→ **YOUR INSTRUCTIONS**
Copy every line of the listing that holds the string "Añadir".

→ **EXTRACTED ENTRIES**
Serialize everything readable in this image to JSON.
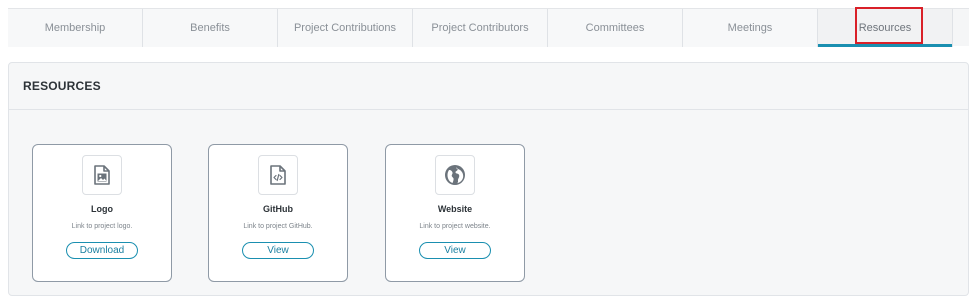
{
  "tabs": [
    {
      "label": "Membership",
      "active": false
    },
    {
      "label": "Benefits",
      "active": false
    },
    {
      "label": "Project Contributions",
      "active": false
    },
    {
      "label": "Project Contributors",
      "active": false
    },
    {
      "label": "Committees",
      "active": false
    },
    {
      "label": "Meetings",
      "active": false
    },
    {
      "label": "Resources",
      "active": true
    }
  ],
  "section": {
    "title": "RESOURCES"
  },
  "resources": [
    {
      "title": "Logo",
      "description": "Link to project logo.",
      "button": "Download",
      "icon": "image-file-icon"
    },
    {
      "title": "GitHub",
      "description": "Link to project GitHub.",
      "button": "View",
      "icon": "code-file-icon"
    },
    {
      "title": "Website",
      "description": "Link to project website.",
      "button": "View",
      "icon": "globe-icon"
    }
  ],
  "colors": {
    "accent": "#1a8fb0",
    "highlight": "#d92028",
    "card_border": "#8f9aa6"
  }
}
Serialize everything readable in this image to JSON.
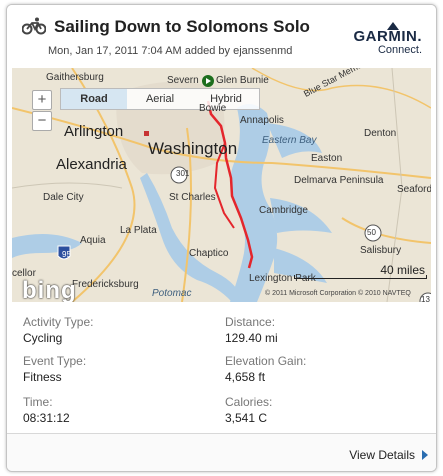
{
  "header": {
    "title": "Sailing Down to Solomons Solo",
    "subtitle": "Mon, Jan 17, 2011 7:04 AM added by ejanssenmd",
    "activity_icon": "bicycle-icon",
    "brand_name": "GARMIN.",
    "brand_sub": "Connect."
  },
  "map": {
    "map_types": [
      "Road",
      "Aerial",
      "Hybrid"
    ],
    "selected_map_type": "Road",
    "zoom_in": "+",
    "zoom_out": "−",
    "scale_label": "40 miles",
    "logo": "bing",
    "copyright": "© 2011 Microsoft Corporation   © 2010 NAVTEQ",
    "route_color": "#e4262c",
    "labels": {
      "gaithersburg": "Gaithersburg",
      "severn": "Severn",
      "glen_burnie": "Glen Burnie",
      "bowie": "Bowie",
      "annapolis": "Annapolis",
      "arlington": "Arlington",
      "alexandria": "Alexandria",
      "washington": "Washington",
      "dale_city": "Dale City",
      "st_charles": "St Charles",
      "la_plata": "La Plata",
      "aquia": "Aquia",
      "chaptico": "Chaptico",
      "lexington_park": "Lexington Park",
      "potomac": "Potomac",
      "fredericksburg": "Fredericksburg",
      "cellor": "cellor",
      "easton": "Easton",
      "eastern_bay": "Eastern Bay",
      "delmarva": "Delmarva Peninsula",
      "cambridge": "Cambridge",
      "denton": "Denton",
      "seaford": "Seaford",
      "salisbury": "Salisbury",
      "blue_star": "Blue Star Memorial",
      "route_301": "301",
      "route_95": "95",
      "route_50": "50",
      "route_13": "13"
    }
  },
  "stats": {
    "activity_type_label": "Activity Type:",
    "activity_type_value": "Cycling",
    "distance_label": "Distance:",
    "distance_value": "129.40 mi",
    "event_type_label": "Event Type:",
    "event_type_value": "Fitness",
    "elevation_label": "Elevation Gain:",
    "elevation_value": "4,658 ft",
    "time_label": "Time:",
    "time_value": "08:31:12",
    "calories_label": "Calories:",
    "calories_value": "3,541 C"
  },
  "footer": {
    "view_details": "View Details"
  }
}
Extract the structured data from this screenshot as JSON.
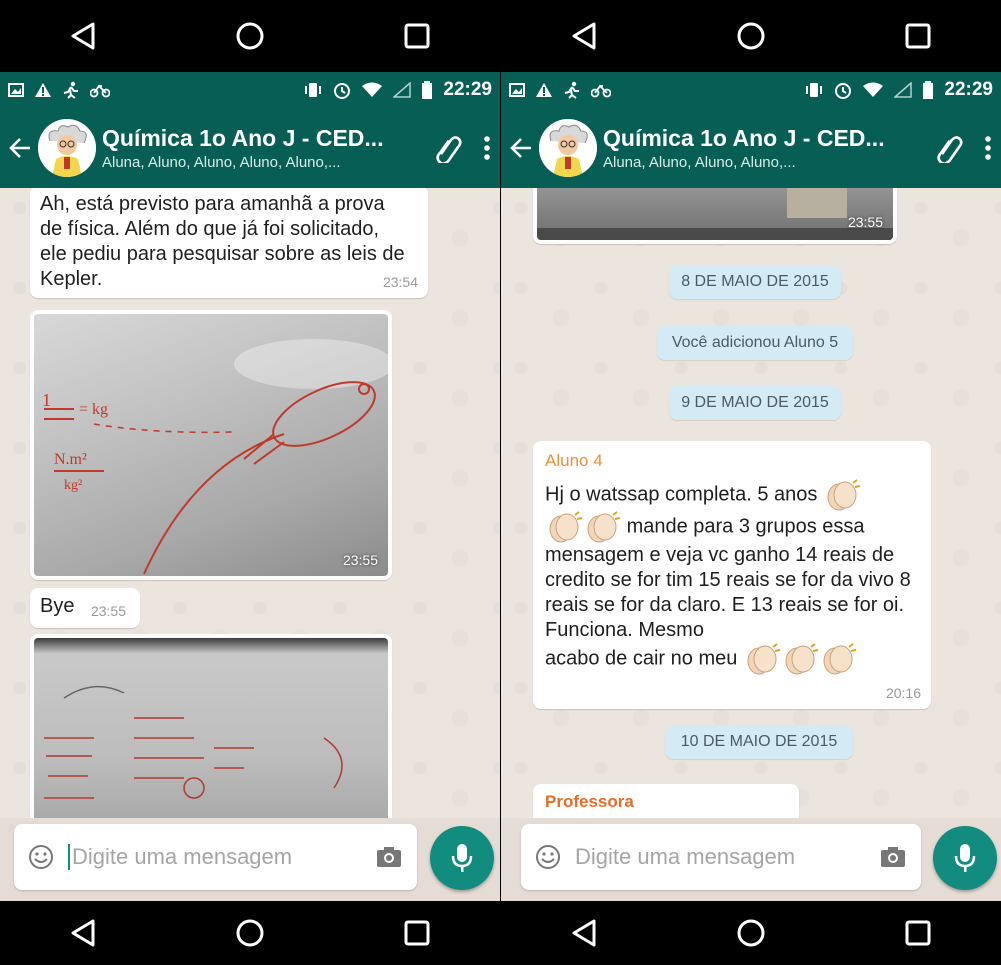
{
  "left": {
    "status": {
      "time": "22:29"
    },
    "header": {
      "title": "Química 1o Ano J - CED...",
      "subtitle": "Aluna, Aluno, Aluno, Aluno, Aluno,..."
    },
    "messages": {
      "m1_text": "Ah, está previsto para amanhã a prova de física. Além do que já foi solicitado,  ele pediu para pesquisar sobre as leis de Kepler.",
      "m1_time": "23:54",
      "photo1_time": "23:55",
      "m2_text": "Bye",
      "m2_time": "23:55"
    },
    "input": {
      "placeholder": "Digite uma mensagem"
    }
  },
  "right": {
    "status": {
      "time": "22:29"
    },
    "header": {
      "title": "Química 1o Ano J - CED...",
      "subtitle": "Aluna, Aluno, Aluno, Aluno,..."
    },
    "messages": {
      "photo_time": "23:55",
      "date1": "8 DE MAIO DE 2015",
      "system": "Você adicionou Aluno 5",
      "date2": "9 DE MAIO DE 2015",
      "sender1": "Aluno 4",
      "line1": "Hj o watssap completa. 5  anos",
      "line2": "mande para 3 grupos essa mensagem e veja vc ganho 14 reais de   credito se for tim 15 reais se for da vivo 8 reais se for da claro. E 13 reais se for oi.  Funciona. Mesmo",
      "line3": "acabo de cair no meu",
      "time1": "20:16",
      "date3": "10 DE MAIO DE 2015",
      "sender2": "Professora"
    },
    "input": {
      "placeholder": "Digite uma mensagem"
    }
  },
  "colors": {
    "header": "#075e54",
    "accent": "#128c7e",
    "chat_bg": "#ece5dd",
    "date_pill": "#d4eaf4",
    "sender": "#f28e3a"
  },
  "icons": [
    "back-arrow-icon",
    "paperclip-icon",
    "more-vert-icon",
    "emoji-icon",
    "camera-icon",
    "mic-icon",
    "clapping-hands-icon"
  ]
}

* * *

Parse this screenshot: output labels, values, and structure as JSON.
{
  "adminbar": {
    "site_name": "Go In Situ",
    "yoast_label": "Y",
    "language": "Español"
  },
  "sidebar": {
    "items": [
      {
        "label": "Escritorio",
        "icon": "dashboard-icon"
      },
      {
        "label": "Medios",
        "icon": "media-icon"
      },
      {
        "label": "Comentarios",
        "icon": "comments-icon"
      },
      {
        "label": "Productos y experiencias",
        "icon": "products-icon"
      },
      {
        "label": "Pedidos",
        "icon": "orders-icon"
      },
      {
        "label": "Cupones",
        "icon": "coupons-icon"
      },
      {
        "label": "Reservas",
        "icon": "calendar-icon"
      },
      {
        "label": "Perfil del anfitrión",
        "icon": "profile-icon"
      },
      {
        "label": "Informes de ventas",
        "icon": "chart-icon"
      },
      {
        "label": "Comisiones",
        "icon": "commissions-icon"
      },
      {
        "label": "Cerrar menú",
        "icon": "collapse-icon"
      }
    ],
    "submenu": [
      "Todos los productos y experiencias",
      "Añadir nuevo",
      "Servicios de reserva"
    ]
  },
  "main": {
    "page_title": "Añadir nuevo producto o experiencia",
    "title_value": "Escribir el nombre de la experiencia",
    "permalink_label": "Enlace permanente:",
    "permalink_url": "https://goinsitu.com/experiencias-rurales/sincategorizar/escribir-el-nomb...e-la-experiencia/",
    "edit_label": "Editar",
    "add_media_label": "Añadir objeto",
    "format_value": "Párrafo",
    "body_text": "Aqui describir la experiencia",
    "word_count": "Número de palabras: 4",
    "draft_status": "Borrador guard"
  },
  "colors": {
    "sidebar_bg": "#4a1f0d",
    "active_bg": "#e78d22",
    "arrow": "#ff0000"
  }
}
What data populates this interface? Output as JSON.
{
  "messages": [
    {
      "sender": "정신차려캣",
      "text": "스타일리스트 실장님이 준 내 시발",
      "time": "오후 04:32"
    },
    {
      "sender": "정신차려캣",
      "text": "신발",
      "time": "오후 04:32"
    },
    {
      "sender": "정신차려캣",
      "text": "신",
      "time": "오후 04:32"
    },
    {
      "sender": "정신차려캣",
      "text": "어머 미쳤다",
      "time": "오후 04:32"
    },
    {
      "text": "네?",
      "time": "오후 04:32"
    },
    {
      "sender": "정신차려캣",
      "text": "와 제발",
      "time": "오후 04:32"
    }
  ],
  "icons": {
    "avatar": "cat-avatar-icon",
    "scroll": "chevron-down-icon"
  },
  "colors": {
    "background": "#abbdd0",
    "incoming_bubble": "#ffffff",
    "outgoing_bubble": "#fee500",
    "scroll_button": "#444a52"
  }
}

→ **RESULT OF THE TASK**
      "Añadir nuevo",
    "page_title": "Añadir nuevo producto o experiencia",
    "add_media_label": "Añadir objeto",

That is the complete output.